Well, was that an adventure. You never knew what you'd uncover next. There's just a bump of sawdust on the workbench, and in that pile you'd find... a tool? a jig of some sort? a piece of worked wood... a toothbrush; piece of sandpaper, some nails and nut or 2. Scribbled plans and notes. Gadgets of numerous sorts. It was an endless exploration of Dad's workshop life. A lifetimes worth of scrap collecting. It will stay with me always, the miracle of it.
Anyway, amongst other things there were boxes and boxes and boxes of scrap wood. And loose pieces of wood. Each of these had to be upended, the sawdust knocked off each piece of wood, then it could go into a new box of relatively sawdust-free wood. These were carted out and loaded onto the bakkie, driven to the farm and carried into our farmhouse lounge - the appointed temporary storeroom for all that stuff. The bakkie loads of loose wood went into a shed. Some ended up on an old table frame outside, covered with pieces of plastic and old carpets. All Dad's tools are also in trunks and boxes in the lounge, so is the radial arm saw, the wood lathe, plane, etc. Needless to say the lounge is a Gormenghast of boxes and stuff.
So the plan is to build a workshop on our farm, this year. The heart of it will be the woodworking shop, but we also need a place to do metal work, auto mechanics, even perhaps a smithy. (We're not masters of any of these, please note. We're just sort of handy [read: must mess with making things] folk, of the "boer maak 'n plan" ilk ["a farmer makes a plan"]; there's always a gizmo or a gadget of sorts that must be "worked" on.).
Part of this workshop will be storerooms, for all that handy stuff that one just cannot throw away. So, in time, al the precious boxes of scrap wood and other stuff will be carted out yet again, from our lounge to the new workshop.
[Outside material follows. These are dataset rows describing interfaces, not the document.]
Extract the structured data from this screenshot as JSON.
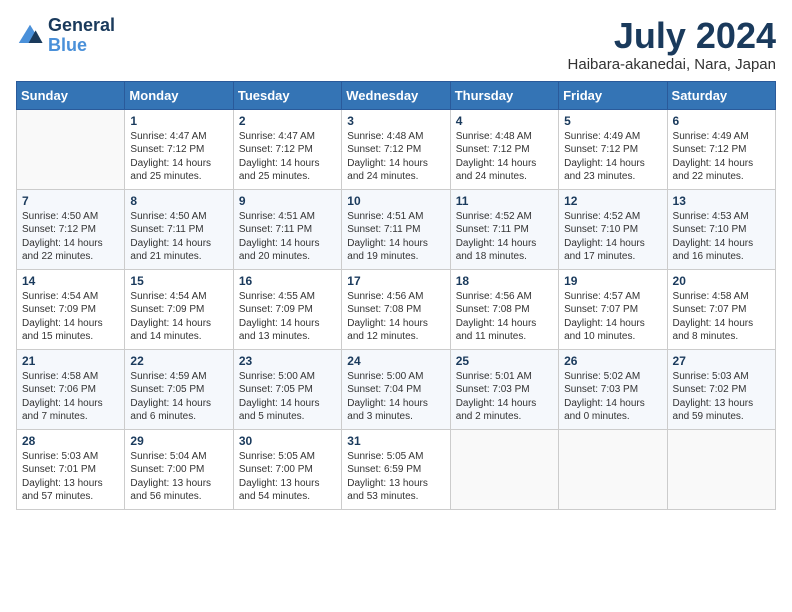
{
  "header": {
    "logo_line1": "General",
    "logo_line2": "Blue",
    "month_year": "July 2024",
    "location": "Haibara-akanedai, Nara, Japan"
  },
  "weekdays": [
    "Sunday",
    "Monday",
    "Tuesday",
    "Wednesday",
    "Thursday",
    "Friday",
    "Saturday"
  ],
  "weeks": [
    [
      {
        "day": "",
        "info": ""
      },
      {
        "day": "1",
        "info": "Sunrise: 4:47 AM\nSunset: 7:12 PM\nDaylight: 14 hours\nand 25 minutes."
      },
      {
        "day": "2",
        "info": "Sunrise: 4:47 AM\nSunset: 7:12 PM\nDaylight: 14 hours\nand 25 minutes."
      },
      {
        "day": "3",
        "info": "Sunrise: 4:48 AM\nSunset: 7:12 PM\nDaylight: 14 hours\nand 24 minutes."
      },
      {
        "day": "4",
        "info": "Sunrise: 4:48 AM\nSunset: 7:12 PM\nDaylight: 14 hours\nand 24 minutes."
      },
      {
        "day": "5",
        "info": "Sunrise: 4:49 AM\nSunset: 7:12 PM\nDaylight: 14 hours\nand 23 minutes."
      },
      {
        "day": "6",
        "info": "Sunrise: 4:49 AM\nSunset: 7:12 PM\nDaylight: 14 hours\nand 22 minutes."
      }
    ],
    [
      {
        "day": "7",
        "info": ""
      },
      {
        "day": "8",
        "info": "Sunrise: 4:50 AM\nSunset: 7:11 PM\nDaylight: 14 hours\nand 21 minutes."
      },
      {
        "day": "9",
        "info": "Sunrise: 4:51 AM\nSunset: 7:11 PM\nDaylight: 14 hours\nand 20 minutes."
      },
      {
        "day": "10",
        "info": "Sunrise: 4:51 AM\nSunset: 7:11 PM\nDaylight: 14 hours\nand 19 minutes."
      },
      {
        "day": "11",
        "info": "Sunrise: 4:52 AM\nSunset: 7:11 PM\nDaylight: 14 hours\nand 18 minutes."
      },
      {
        "day": "12",
        "info": "Sunrise: 4:52 AM\nSunset: 7:10 PM\nDaylight: 14 hours\nand 17 minutes."
      },
      {
        "day": "13",
        "info": "Sunrise: 4:53 AM\nSunset: 7:10 PM\nDaylight: 14 hours\nand 16 minutes."
      }
    ],
    [
      {
        "day": "14",
        "info": ""
      },
      {
        "day": "15",
        "info": "Sunrise: 4:54 AM\nSunset: 7:09 PM\nDaylight: 14 hours\nand 14 minutes."
      },
      {
        "day": "16",
        "info": "Sunrise: 4:55 AM\nSunset: 7:09 PM\nDaylight: 14 hours\nand 13 minutes."
      },
      {
        "day": "17",
        "info": "Sunrise: 4:56 AM\nSunset: 7:08 PM\nDaylight: 14 hours\nand 12 minutes."
      },
      {
        "day": "18",
        "info": "Sunrise: 4:56 AM\nSunset: 7:08 PM\nDaylight: 14 hours\nand 11 minutes."
      },
      {
        "day": "19",
        "info": "Sunrise: 4:57 AM\nSunset: 7:07 PM\nDaylight: 14 hours\nand 10 minutes."
      },
      {
        "day": "20",
        "info": "Sunrise: 4:58 AM\nSunset: 7:07 PM\nDaylight: 14 hours\nand 8 minutes."
      }
    ],
    [
      {
        "day": "21",
        "info": ""
      },
      {
        "day": "22",
        "info": "Sunrise: 4:59 AM\nSunset: 7:05 PM\nDaylight: 14 hours\nand 6 minutes."
      },
      {
        "day": "23",
        "info": "Sunrise: 5:00 AM\nSunset: 7:05 PM\nDaylight: 14 hours\nand 5 minutes."
      },
      {
        "day": "24",
        "info": "Sunrise: 5:00 AM\nSunset: 7:04 PM\nDaylight: 14 hours\nand 3 minutes."
      },
      {
        "day": "25",
        "info": "Sunrise: 5:01 AM\nSunset: 7:03 PM\nDaylight: 14 hours\nand 2 minutes."
      },
      {
        "day": "26",
        "info": "Sunrise: 5:02 AM\nSunset: 7:03 PM\nDaylight: 14 hours\nand 0 minutes."
      },
      {
        "day": "27",
        "info": "Sunrise: 5:03 AM\nSunset: 7:02 PM\nDaylight: 13 hours\nand 59 minutes."
      }
    ],
    [
      {
        "day": "28",
        "info": ""
      },
      {
        "day": "29",
        "info": "Sunrise: 5:04 AM\nSunset: 7:00 PM\nDaylight: 13 hours\nand 56 minutes."
      },
      {
        "day": "30",
        "info": "Sunrise: 5:05 AM\nSunset: 7:00 PM\nDaylight: 13 hours\nand 54 minutes."
      },
      {
        "day": "31",
        "info": "Sunrise: 5:05 AM\nSunset: 6:59 PM\nDaylight: 13 hours\nand 53 minutes."
      },
      {
        "day": "",
        "info": ""
      },
      {
        "day": "",
        "info": ""
      },
      {
        "day": "",
        "info": ""
      }
    ]
  ],
  "week0_day7_info": "Sunrise: 4:50 AM\nSunset: 7:12 PM\nDaylight: 14 hours\nand 22 minutes.",
  "week1_day0_info": "Sunrise: 4:50 AM\nSunset: 7:12 PM\nDaylight: 14 hours\nand 22 minutes.",
  "week2_day0_info": "Sunrise: 4:54 AM\nSunset: 7:09 PM\nDaylight: 14 hours\nand 15 minutes.",
  "week3_day0_info": "Sunrise: 4:58 AM\nSunset: 7:06 PM\nDaylight: 14 hours\nand 7 minutes.",
  "week4_day0_info": "Sunrise: 5:03 AM\nSunset: 7:01 PM\nDaylight: 13 hours\nand 57 minutes."
}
All that wonderful scrap!
I think my brother just mislaid the "s" that turns "crap" into "scrap", a most precious and valuable commodity.